___ Data excerpts ___
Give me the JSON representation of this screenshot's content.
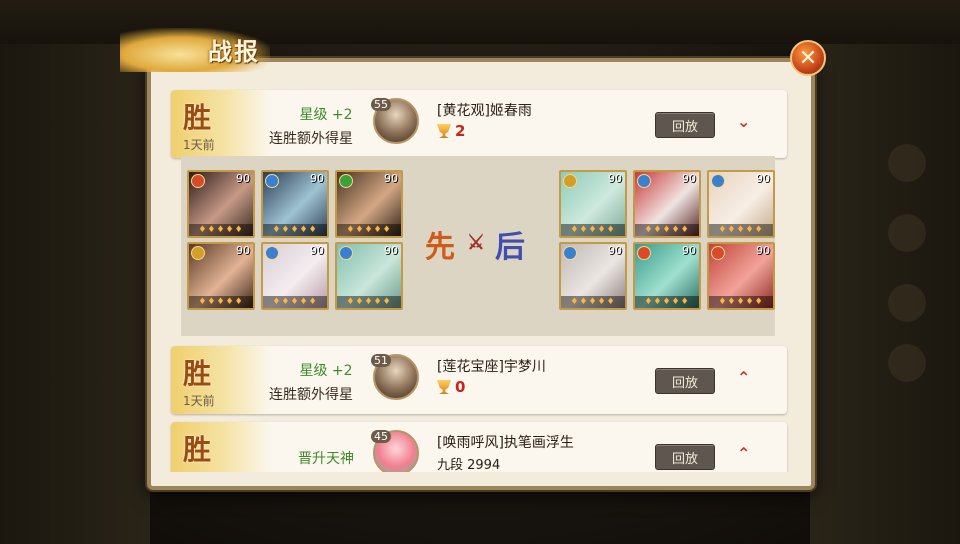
{
  "dialog": {
    "title": "战报",
    "close_glyph": "✕"
  },
  "battles": [
    {
      "result": "胜",
      "time": "1天前",
      "star_change": "星级 +2",
      "bonus_text": "连胜额外得星",
      "opponent": {
        "level": "55",
        "name": "[黄花观]姬春雨",
        "score": "2"
      },
      "replay_label": "回放",
      "toggle_glyph": "⌄",
      "expanded": true,
      "lineup": {
        "vs_first": "先",
        "vs_cross": "⚔",
        "vs_second": "后",
        "left_levels": [
          "90",
          "90",
          "90",
          "90",
          "90",
          "90"
        ],
        "right_levels": [
          "90",
          "90",
          "90",
          "90",
          "90",
          "90"
        ]
      }
    },
    {
      "result": "胜",
      "time": "1天前",
      "star_change": "星级 +2",
      "bonus_text": "连胜额外得星",
      "opponent": {
        "level": "51",
        "name": "[莲花宝座]宇梦川",
        "score": "0"
      },
      "replay_label": "回放",
      "toggle_glyph": "⌃",
      "expanded": false
    },
    {
      "result": "胜",
      "time": "",
      "star_change": "晋升天神",
      "bonus_text": "",
      "opponent": {
        "level": "45",
        "name": "[唤雨呼风]执笔画浮生",
        "rank": "九段 2994"
      },
      "replay_label": "回放",
      "toggle_glyph": "⌃",
      "expanded": false
    }
  ],
  "colors": {
    "accent": "#c23a22",
    "win": "#9b4a10",
    "star": "#3f8a2a",
    "score": "#c8241b"
  }
}
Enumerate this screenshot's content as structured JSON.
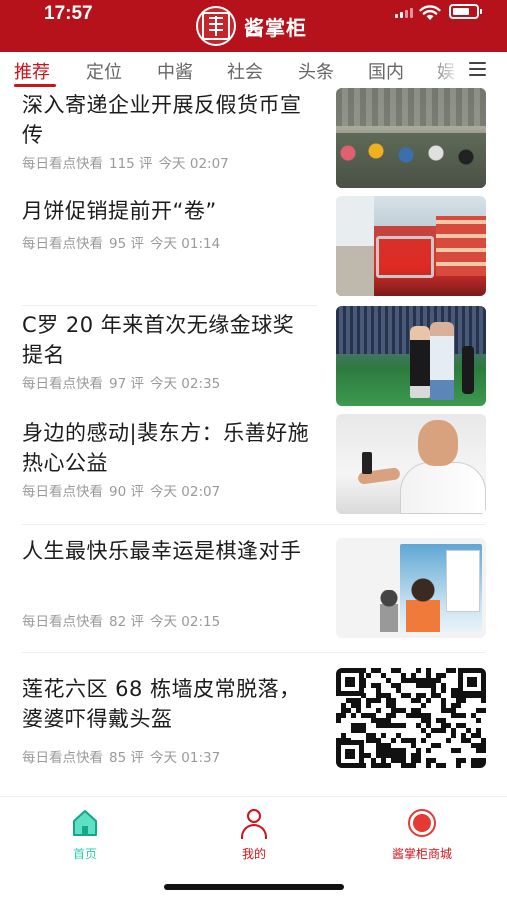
{
  "status_bar": {
    "time": "17:57"
  },
  "app": {
    "name": "酱掌柜",
    "brand_color": "#b5121b",
    "accent_color": "#d0121b"
  },
  "tabs": {
    "items": [
      {
        "label": "推荐",
        "active": true
      },
      {
        "label": "定位"
      },
      {
        "label": "中酱"
      },
      {
        "label": "社会"
      },
      {
        "label": "头条"
      },
      {
        "label": "国内"
      },
      {
        "label": "娱"
      }
    ]
  },
  "feed": {
    "items": [
      {
        "title": "深入寄递企业开展反假货币宣传",
        "source": "每日看点快看",
        "comments": "115 评",
        "time": "今天 02:07"
      },
      {
        "title": "月饼促销提前开“卷”",
        "source": "每日看点快看",
        "comments": "95 评",
        "time": "今天 01:14"
      },
      {
        "title": "C罗 20 年来首次无缘金球奖提名",
        "source": "每日看点快看",
        "comments": "97 评",
        "time": "今天 02:35"
      },
      {
        "title": "身边的感动|裴东方：乐善好施 热心公益",
        "source": "每日看点快看",
        "comments": "90 评",
        "time": "今天 02:07"
      },
      {
        "title": "人生最快乐最幸运是棋逢对手",
        "source": "每日看点快看",
        "comments": "82 评",
        "time": "今天 02:15"
      },
      {
        "title": "莲花六区 68 栋墙皮常脱落，婆婆吓得戴头盔",
        "source": "每日看点快看",
        "comments": "85 评",
        "time": "今天 01:37"
      }
    ]
  },
  "bottom_nav": {
    "items": [
      {
        "label": "首页",
        "icon": "home-icon",
        "color": "#2ccfae"
      },
      {
        "label": "我的",
        "icon": "person-icon",
        "color": "#d0121b"
      },
      {
        "label": "酱掌柜商城",
        "icon": "record-icon",
        "color": "#d0121b"
      }
    ]
  }
}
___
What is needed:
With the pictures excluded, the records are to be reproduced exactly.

Solution below:
Give me the JSON representation of this screenshot's content.
{
  "dialog": {
    "title": "战报",
    "close_glyph": "✕"
  },
  "battles": [
    {
      "result": "胜",
      "time": "1天前",
      "star_change": "星级 +2",
      "bonus_text": "连胜额外得星",
      "opponent": {
        "level": "55",
        "name": "[黄花观]姬春雨",
        "score": "2"
      },
      "replay_label": "回放",
      "toggle_glyph": "⌄",
      "expanded": true,
      "lineup": {
        "vs_first": "先",
        "vs_cross": "⚔",
        "vs_second": "后",
        "left_levels": [
          "90",
          "90",
          "90",
          "90",
          "90",
          "90"
        ],
        "right_levels": [
          "90",
          "90",
          "90",
          "90",
          "90",
          "90"
        ]
      }
    },
    {
      "result": "胜",
      "time": "1天前",
      "star_change": "星级 +2",
      "bonus_text": "连胜额外得星",
      "opponent": {
        "level": "51",
        "name": "[莲花宝座]宇梦川",
        "score": "0"
      },
      "replay_label": "回放",
      "toggle_glyph": "⌃",
      "expanded": false
    },
    {
      "result": "胜",
      "time": "",
      "star_change": "晋升天神",
      "bonus_text": "",
      "opponent": {
        "level": "45",
        "name": "[唤雨呼风]执笔画浮生",
        "rank": "九段 2994"
      },
      "replay_label": "回放",
      "toggle_glyph": "⌃",
      "expanded": false
    }
  ],
  "colors": {
    "accent": "#c23a22",
    "win": "#9b4a10",
    "star": "#3f8a2a",
    "score": "#c8241b"
  }
}
Enumerate this screenshot's content as structured JSON.
{
  "status_bar": {
    "time": "17:57"
  },
  "app": {
    "name": "酱掌柜",
    "brand_color": "#b5121b",
    "accent_color": "#d0121b"
  },
  "tabs": {
    "items": [
      {
        "label": "推荐",
        "active": true
      },
      {
        "label": "定位"
      },
      {
        "label": "中酱"
      },
      {
        "label": "社会"
      },
      {
        "label": "头条"
      },
      {
        "label": "国内"
      },
      {
        "label": "娱"
      }
    ]
  },
  "feed": {
    "items": [
      {
        "title": "深入寄递企业开展反假货币宣传",
        "source": "每日看点快看",
        "comments": "115 评",
        "time": "今天 02:07"
      },
      {
        "title": "月饼促销提前开“卷”",
        "source": "每日看点快看",
        "comments": "95 评",
        "time": "今天 01:14"
      },
      {
        "title": "C罗 20 年来首次无缘金球奖提名",
        "source": "每日看点快看",
        "comments": "97 评",
        "time": "今天 02:35"
      },
      {
        "title": "身边的感动|裴东方：乐善好施 热心公益",
        "source": "每日看点快看",
        "comments": "90 评",
        "time": "今天 02:07"
      },
      {
        "title": "人生最快乐最幸运是棋逢对手",
        "source": "每日看点快看",
        "comments": "82 评",
        "time": "今天 02:15"
      },
      {
        "title": "莲花六区 68 栋墙皮常脱落，婆婆吓得戴头盔",
        "source": "每日看点快看",
        "comments": "85 评",
        "time": "今天 01:37"
      }
    ]
  },
  "bottom_nav": {
    "items": [
      {
        "label": "首页",
        "icon": "home-icon",
        "color": "#2ccfae"
      },
      {
        "label": "我的",
        "icon": "person-icon",
        "color": "#d0121b"
      },
      {
        "label": "酱掌柜商城",
        "icon": "record-icon",
        "color": "#d0121b"
      }
    ]
  }
}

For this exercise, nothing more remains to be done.